Available data:
· · · · ·

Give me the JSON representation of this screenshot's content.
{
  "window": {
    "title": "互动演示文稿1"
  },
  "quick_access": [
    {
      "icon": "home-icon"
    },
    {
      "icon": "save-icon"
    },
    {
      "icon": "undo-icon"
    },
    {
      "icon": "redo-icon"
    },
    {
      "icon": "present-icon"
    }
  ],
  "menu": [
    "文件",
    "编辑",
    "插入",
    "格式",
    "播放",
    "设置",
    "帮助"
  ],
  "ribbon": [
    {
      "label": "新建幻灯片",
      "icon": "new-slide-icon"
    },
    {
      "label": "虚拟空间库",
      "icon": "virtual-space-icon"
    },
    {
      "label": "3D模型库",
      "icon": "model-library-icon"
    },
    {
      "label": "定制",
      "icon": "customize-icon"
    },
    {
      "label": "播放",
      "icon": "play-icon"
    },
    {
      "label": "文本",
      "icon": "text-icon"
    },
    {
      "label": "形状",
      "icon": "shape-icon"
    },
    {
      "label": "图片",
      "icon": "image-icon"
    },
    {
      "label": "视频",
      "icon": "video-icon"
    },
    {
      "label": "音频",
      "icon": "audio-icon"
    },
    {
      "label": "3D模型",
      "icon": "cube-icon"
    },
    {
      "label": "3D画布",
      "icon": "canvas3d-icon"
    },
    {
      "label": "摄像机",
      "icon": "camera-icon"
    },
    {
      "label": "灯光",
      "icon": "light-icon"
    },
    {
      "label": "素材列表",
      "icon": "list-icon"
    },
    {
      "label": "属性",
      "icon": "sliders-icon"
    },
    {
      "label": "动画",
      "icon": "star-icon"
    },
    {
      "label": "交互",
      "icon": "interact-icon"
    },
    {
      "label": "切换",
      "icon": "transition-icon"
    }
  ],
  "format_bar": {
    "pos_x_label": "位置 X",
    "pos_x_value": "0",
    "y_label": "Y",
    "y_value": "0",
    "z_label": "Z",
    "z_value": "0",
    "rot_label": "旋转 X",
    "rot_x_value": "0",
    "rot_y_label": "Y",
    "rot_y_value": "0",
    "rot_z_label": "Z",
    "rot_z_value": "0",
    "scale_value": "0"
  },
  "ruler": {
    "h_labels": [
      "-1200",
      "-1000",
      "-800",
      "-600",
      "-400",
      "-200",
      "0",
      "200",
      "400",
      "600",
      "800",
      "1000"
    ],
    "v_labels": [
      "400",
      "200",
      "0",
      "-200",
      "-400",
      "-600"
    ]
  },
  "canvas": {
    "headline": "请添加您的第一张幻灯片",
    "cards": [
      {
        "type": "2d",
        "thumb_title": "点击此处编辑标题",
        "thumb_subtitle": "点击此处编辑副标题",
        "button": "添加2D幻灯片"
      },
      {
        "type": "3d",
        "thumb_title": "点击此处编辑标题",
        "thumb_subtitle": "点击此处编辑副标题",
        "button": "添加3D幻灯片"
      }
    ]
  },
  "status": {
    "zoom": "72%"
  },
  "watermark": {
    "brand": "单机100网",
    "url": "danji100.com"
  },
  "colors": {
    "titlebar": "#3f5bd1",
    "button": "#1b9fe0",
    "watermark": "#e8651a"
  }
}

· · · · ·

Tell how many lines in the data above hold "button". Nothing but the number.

Finished exercise: 3